NTP finds high exposure to RFR linked to cancer in male rats
The National Toxicology Program (NTP) has released its final reports from studies of rats and mice exposed to high levels of radio frequency radiation (RFR) like that used in 2G and 3G cell phones. NTP found clear evidence that exposed male rats developed cancerous heart tumors and some evidence that exposed male rats developed tumors in the brain and adrenal glands.
For female rats, and male and female mice, the researchers saw equivocal, or uncertain, evidence of associations between exposure to RFR and cancer. The final reports represent the consensus of NTP and an external expert panel who reviewed the studies in March.

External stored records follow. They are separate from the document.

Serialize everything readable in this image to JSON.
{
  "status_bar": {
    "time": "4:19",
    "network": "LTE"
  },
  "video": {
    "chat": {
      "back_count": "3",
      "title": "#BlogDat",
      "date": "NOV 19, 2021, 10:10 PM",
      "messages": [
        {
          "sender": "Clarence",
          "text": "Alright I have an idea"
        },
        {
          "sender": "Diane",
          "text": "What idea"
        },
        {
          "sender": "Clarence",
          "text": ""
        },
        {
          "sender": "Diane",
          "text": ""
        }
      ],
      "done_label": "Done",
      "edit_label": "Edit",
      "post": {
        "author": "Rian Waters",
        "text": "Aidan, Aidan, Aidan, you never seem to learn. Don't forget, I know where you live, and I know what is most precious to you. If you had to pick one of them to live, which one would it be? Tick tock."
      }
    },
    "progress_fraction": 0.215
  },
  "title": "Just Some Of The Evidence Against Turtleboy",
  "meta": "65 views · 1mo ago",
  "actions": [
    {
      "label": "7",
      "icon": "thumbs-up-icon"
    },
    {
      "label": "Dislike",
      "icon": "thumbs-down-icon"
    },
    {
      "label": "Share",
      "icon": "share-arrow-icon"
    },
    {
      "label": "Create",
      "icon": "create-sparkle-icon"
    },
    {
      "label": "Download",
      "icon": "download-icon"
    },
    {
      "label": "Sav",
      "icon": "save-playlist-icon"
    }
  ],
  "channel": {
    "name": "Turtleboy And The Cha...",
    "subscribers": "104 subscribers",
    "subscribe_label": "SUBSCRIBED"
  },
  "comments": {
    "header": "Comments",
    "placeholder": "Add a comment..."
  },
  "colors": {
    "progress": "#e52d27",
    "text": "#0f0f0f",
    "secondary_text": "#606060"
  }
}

The researchers said the results cannot be directly extrapolated to humans, but still provide important information about RFR, previously assumed by many to be safe. The animals received RFR across their whole bodies at levels and durations greater than what people typically experience. They were housed in chambers specifically built for these studies and were exposed intermittently, 10 minutes on and 10 minutes off, for a total of about nine hours a day for most of their natural lifetime. Additional studies are being planned. (VG)
National Toxicology Program. 2018. Toxicology and carcinogenesis studies in Hsd:Sprague Dawley SD rats exposed to whole-body radio frequency radiation at a frequency (900 MHz) and modulations (GSM and CDMA) used by cell phones. TR 595. Research Triangle Park, NC: National Toxicology Program.
NTP. 2018. Toxicology and carcinogenesis studies in B6C3F1/N mice exposed to whole-body radio frequency radiation at a frequency (1,900 MHz) and modulations (GSM and CDMA) used by cell phones. TR 596. Research Triangle Park, NC: National Toxicology Program.